I had a brief moment of near agreement with George Will when he pointed out that the 10th anniversary of September 11 was observed much more intensely than the 10th anniversary of Pearl Harbor.
The most interesting question is not how America in 2011 is unlike America in 2001 but how it is unlike what it was in 1951. The intensity of todayâ€™s focus on the 10th anniversary of Sept. 11 testifies to more than the multiplication of media ravenous for content, and to more than todayâ€™s unhistorical and self-dramatizing tendency to think that eruptions of evil are violations of a natural entitlement to happiness. It also represents the search for refuge from a decade defined by unsatisfactory responses to Sept. 11.
Aside from Will’s curdled snip at “a natural entitlement to happiness” — a right to the pursuit of happiness wasn’t invented last week, George — I do like the line about a search for refuge from a decade of unsatisfactory responses to 9/11. Of course, Will’s ideas of what would have made a “satisfactory” response are different from mine, and the rest of Will’s column is his usual overwrought verbiage dump.
It might be that the September 11 remembrance was more a media event than a heartfelt national observance. I went to a multi-faith memorial last night held in a community in which several of the 9/11 dead had lived, and attendance was so-so. Maybe people preferred to stay home and watch 9/11
porn retrospsectives on TV.
One of the more interesting retrospective articles from the Washington Post was a pundit score card. It looks back at what the gasbags were saying ten years ago to judge who got it right and who got it wrong.
Some of the “wrongs” surprised me. This pro-torture op ed from November 2001 was allegedly written by the usually level-headed Jonathan Alter, although I see his name is not on it now. And Michael Moore exhibited a bad case of American exceptionalist myopia by declaring the terrorist attack was a reaction to the result of the 2000 presidential election.
Some of the most interesting, or at least significant, reactions are from October 2001.
Max Boot’s October 2001 declaration that the world was hungering for an American Empire is not, unfortunately, in a class by itself. Someday historians may decide that, in some ways, Iraq was to America what Russia was to Napoleon. We are a much diminished nation now, although some people have yet to realize that.

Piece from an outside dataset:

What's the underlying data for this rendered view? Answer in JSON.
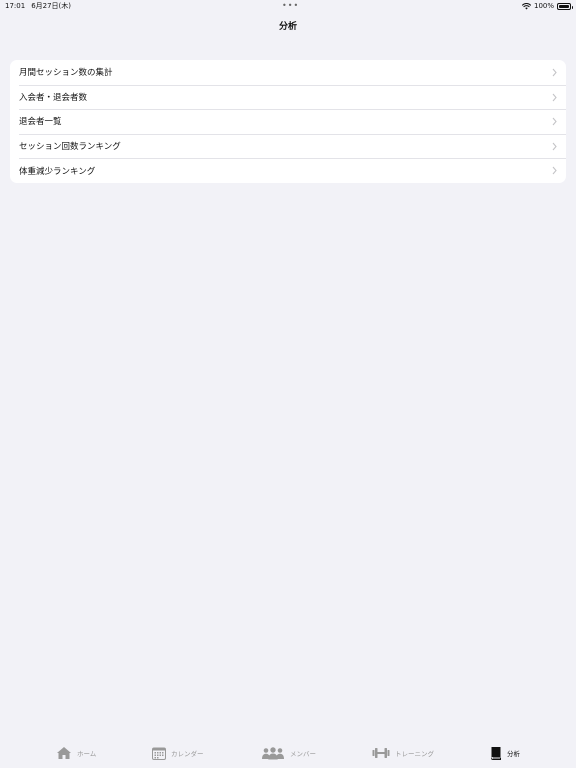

In another October 2001 column by Fawaz Gerges, now a professor at the London School of Economics, wrote that “many Muslims suspected the Bush administration of hoping to exploit this tragedy to settle old scores and assert American hegemony in the world.” Professor Gerges saw this before I did.

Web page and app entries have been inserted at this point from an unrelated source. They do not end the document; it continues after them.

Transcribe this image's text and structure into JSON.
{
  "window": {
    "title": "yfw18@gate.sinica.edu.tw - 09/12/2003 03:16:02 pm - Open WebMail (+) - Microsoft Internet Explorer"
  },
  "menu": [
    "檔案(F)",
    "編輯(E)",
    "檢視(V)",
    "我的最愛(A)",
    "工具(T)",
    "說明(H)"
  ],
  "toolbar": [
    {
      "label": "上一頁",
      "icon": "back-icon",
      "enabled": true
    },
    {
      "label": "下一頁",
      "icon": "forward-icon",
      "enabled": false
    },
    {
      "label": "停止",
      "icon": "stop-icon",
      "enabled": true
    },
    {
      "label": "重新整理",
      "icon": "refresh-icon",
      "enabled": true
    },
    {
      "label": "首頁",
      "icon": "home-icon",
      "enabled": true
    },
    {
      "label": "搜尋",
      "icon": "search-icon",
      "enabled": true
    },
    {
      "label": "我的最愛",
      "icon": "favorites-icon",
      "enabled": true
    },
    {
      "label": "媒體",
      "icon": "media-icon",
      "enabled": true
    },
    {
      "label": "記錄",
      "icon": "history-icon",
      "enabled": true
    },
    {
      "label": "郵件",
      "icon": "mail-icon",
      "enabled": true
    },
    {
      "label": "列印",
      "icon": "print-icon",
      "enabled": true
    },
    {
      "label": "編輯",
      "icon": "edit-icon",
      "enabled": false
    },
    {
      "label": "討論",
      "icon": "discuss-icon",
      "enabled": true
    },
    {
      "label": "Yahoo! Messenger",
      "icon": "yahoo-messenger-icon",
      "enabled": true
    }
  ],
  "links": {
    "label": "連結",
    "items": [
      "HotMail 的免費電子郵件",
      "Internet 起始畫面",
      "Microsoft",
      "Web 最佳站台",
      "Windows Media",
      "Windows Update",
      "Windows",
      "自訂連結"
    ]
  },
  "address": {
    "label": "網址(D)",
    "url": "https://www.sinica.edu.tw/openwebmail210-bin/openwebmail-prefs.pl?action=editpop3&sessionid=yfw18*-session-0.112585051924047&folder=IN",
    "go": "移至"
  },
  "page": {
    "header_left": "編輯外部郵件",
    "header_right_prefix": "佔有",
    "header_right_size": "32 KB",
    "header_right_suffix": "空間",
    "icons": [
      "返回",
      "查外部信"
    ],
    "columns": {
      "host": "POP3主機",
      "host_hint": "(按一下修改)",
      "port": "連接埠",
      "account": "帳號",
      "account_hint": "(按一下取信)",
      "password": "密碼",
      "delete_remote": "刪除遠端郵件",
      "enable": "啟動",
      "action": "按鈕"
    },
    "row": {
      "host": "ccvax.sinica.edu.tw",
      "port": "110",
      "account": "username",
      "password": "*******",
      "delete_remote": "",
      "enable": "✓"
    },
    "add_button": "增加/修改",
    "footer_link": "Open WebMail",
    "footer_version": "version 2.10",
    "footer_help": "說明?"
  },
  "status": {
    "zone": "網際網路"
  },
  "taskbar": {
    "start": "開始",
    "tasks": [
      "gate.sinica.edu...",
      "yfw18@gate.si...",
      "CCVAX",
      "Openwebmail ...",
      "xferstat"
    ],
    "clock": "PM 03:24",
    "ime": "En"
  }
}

One October 2001 observation not mentioned in the Washington Post was by Buddhist scholar David Loy, quoted in a talk by Zen teacher Taigen Leighton.

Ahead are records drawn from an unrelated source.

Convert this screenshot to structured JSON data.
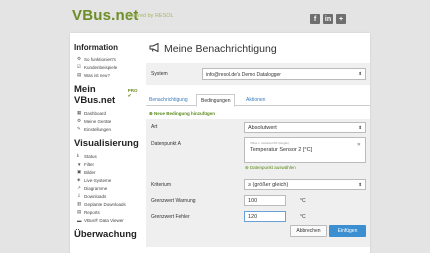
{
  "header": {
    "logo": "VBus.net",
    "logo_sub": "powered by RESOL",
    "social": [
      "f",
      "in",
      "+"
    ]
  },
  "sidebar": {
    "section_information": "Information",
    "information_items": [
      {
        "icon": "gear",
        "label": "So funktioniert's"
      },
      {
        "icon": "sliders",
        "label": "Kundenbeispiele"
      },
      {
        "icon": "doc",
        "label": "Was ist neu?"
      }
    ],
    "section_mein": "Mein VBus.net",
    "pro_badge": "PRO ✔",
    "mein_items": [
      {
        "icon": "dashboard",
        "label": "Dashboard"
      },
      {
        "icon": "gear",
        "label": "Meine Geräte"
      },
      {
        "icon": "wrench",
        "label": "Einstellungen"
      }
    ],
    "section_visual": "Visualisierung",
    "visual_items": [
      {
        "icon": "info",
        "label": "Status"
      },
      {
        "icon": "filter",
        "label": "Filter"
      },
      {
        "icon": "image",
        "label": "Bilder"
      },
      {
        "icon": "system",
        "label": "Live-Systeme"
      },
      {
        "icon": "chart",
        "label": "Diagramme"
      },
      {
        "icon": "download",
        "label": "Downloads"
      },
      {
        "icon": "calendar",
        "label": "Geplante Downloads"
      },
      {
        "icon": "reports",
        "label": "Reports"
      },
      {
        "icon": "viewer",
        "label": "VBus® Data Viewer"
      }
    ],
    "section_monitor": "Überwachung"
  },
  "main": {
    "title": "Meine Benachrichtigung",
    "system_label": "System",
    "system_value": "info@resol.de's Demo Datalogger",
    "tabs": [
      "Benachrichtigung",
      "Bedingungen",
      "Aktionen"
    ],
    "active_tab": 1,
    "add_condition": "Neue Bedingung hinzufügen",
    "form": {
      "art_label": "Art",
      "art_value": "Absolutwert",
      "datenpunkt_label": "Datenpunkt A",
      "sensor_sub": "VBus 1: DeltaSol BX (Regler)",
      "sensor_name": "Temperatur Sensor 2 [°C]",
      "sensor_link": "Datenpunkt auswählen",
      "kriterium_label": "Kriterium",
      "kriterium_value": "≥ (größer gleich)",
      "warnung_label": "Grenzwert Warnung",
      "warnung_value": "100",
      "warnung_unit": "°C",
      "fehler_label": "Grenzwert Fehler",
      "fehler_value": "120",
      "fehler_unit": "°C",
      "cancel": "Abbrechen",
      "add": "Einfügen"
    }
  }
}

Loy says, ” President Bush declared that the United States has been called to a new worldwide mission to rid the world of evil.” Bush said, “The government is determined to rid the world of evil-doers. Our land of freedom now has a responsibility to extirpate the world of its evil. We may no longer have an evil empire to defeat but we have found a more sinister evil that will require a long-term, all-out war to destroy.”
Loy writes, “When Bush says he wants to rid the world of evil, alarm bells go off in my mind, because that is what Hitler and Stalin also wanted to do. I’m not defending either of those evil-doers, just explaining what they were trying to do. What was the problem with Jews that required a final solution? The earth could be made pure for the Aryan race only by exterminating the Jews, the impure vermin who contaminated it. Stalin needed to exterminate well-to-do Russian peasants to establish his ideal society of collective farmers. Both were trying to perfect this world by eliminating its impurities. The world could be made good only by destroying its evil elements. Paradoxically, then, one of the main causes of evil in this world has been human attempts to eradicate evil.”
Loy continues, “What is the difference between Bin Laden’s view and Bush’s? They are mirror opposites. What Bin Laden sees as good, an Islamic jihad against an impious and materialistic imperialism, Bush sees as evil. What Bush sees as good, America the defender of freedom, Bin Laden sees as evil. They are two different versions of the same holy war between good and evil.”
I take it that Loy caught some heat from other theologians for writing that in October 2001. But it stands up pretty well now.